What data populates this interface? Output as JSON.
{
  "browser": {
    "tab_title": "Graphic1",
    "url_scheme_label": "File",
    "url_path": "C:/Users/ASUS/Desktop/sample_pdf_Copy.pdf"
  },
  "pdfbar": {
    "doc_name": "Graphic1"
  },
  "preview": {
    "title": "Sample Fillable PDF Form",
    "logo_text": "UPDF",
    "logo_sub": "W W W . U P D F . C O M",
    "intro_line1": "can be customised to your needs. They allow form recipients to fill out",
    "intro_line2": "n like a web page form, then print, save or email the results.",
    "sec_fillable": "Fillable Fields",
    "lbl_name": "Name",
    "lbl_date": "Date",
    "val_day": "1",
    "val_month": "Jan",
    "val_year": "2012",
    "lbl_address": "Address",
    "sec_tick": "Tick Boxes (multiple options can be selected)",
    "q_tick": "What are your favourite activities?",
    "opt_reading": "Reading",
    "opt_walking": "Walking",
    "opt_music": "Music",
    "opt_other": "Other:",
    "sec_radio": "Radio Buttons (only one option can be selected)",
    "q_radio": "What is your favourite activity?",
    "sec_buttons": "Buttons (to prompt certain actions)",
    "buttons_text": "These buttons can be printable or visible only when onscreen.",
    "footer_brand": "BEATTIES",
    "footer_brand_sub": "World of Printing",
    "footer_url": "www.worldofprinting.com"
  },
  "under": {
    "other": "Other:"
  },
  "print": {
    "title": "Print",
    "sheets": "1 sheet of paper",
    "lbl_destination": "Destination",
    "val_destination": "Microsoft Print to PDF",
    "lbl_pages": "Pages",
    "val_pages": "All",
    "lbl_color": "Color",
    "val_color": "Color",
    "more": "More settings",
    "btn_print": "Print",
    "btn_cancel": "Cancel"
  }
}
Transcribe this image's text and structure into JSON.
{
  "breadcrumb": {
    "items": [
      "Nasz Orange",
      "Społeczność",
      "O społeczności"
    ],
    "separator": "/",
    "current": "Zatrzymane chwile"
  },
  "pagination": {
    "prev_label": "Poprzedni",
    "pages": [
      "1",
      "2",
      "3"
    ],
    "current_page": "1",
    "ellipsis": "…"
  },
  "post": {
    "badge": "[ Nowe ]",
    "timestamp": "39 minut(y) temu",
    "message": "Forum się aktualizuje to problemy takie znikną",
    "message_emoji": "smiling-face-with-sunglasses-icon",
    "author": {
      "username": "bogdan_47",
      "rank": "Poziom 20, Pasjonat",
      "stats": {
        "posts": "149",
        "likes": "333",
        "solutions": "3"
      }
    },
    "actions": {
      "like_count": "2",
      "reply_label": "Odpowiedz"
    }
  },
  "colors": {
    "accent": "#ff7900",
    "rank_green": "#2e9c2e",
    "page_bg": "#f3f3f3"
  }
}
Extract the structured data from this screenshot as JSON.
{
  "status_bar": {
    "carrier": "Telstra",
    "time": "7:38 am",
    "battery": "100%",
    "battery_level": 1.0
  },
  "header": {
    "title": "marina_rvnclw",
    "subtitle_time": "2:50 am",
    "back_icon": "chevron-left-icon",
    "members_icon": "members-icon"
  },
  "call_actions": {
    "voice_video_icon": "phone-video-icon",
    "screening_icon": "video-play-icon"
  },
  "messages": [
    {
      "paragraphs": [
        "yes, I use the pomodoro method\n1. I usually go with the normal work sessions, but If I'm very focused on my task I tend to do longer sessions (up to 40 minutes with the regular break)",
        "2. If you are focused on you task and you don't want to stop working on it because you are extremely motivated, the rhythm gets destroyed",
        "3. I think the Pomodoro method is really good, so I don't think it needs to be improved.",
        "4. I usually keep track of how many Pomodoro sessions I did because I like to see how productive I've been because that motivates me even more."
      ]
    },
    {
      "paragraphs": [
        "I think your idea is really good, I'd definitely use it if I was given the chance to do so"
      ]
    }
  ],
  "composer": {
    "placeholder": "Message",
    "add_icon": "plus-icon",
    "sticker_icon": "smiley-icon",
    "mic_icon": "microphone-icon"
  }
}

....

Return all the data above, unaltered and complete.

*TASK SOLUTION*.
What data populates this interface? Output as JSON.
{
  "browser": {
    "tab_title": "Graphic1",
    "url_scheme_label": "File",
    "url_path": "C:/Users/ASUS/Desktop/sample_pdf_Copy.pdf"
  },
  "pdfbar": {
    "doc_name": "Graphic1"
  },
  "preview": {
    "title": "Sample Fillable PDF Form",
    "logo_text": "UPDF",
    "logo_sub": "W W W . U P D F . C O M",
    "intro_line1": "can be customised to your needs. They allow form recipients to fill out",
    "intro_line2": "n like a web page form, then print, save or email the results.",
    "sec_fillable": "Fillable Fields",
    "lbl_name": "Name",
    "lbl_date": "Date",
    "val_day": "1",
    "val_month": "Jan",
    "val_year": "2012",
    "lbl_address": "Address",
    "sec_tick": "Tick Boxes (multiple options can be selected)",
    "q_tick": "What are your favourite activities?",
    "opt_reading": "Reading",
    "opt_walking": "Walking",
    "opt_music": "Music",
    "opt_other": "Other:",
    "sec_radio": "Radio Buttons (only one option can be selected)",
    "q_radio": "What is your favourite activity?",
    "sec_buttons": "Buttons (to prompt certain actions)",
    "buttons_text": "These buttons can be printable or visible only when onscreen.",
    "footer_brand": "BEATTIES",
    "footer_brand_sub": "World of Printing",
    "footer_url": "www.worldofprinting.com"
  },
  "under": {
    "other": "Other:"
  },
  "print": {
    "title": "Print",
    "sheets": "1 sheet of paper",
    "lbl_destination": "Destination",
    "val_destination": "Microsoft Print to PDF",
    "lbl_pages": "Pages",
    "val_pages": "All",
    "lbl_color": "Color",
    "val_color": "Color",
    "more": "More settings",
    "btn_print": "Print",
    "btn_cancel": "Cancel"
  }
}
Transcribe this image's text and structure into JSON.
{
  "breadcrumb": {
    "items": [
      "Nasz Orange",
      "Społeczność",
      "O społeczności"
    ],
    "separator": "/",
    "current": "Zatrzymane chwile"
  },
  "pagination": {
    "prev_label": "Poprzedni",
    "pages": [
      "1",
      "2",
      "3"
    ],
    "current_page": "1",
    "ellipsis": "…"
  },
  "post": {
    "badge": "[ Nowe ]",
    "timestamp": "39 minut(y) temu",
    "message": "Forum się aktualizuje to problemy takie znikną",
    "message_emoji": "smiling-face-with-sunglasses-icon",
    "author": {
      "username": "bogdan_47",
      "rank": "Poziom 20, Pasjonat",
      "stats": {
        "posts": "149",
        "likes": "333",
        "solutions": "3"
      }
    },
    "actions": {
      "like_count": "2",
      "reply_label": "Odpowiedz"
    }
  },
  "colors": {
    "accent": "#ff7900",
    "rank_green": "#2e9c2e",
    "page_bg": "#f3f3f3"
  }
}
Extract the structured data from this screenshot as JSON.
{
  "status_bar": {
    "carrier": "Telstra",
    "time": "7:38 am",
    "battery": "100%",
    "battery_level": 1.0
  },
  "header": {
    "title": "marina_rvnclw",
    "subtitle_time": "2:50 am",
    "back_icon": "chevron-left-icon",
    "members_icon": "members-icon"
  },
  "call_actions": {
    "voice_video_icon": "phone-video-icon",
    "screening_icon": "video-play-icon"
  },
  "messages": [
    {
      "paragraphs": [
        "yes, I use the pomodoro method\n1. I usually go with the normal work sessions, but If I'm very focused on my task I tend to do longer sessions (up to 40 minutes with the regular break)",
        "2. If you are focused on you task and you don't want to stop working on it because you are extremely motivated, the rhythm gets destroyed",
        "3. I think the Pomodoro method is really good, so I don't think it needs to be improved.",
        "4. I usually keep track of how many Pomodoro sessions I did because I like to see how productive I've been because that motivates me even more."
      ]
    },
    {
      "paragraphs": [
        "I think your idea is really good, I'd definitely use it if I was given the chance to do so"
      ]
    }
  ],
  "composer": {
    "placeholder": "Message",
    "add_icon": "plus-icon",
    "sticker_icon": "smiley-icon",
    "mic_icon": "microphone-icon"
  }
}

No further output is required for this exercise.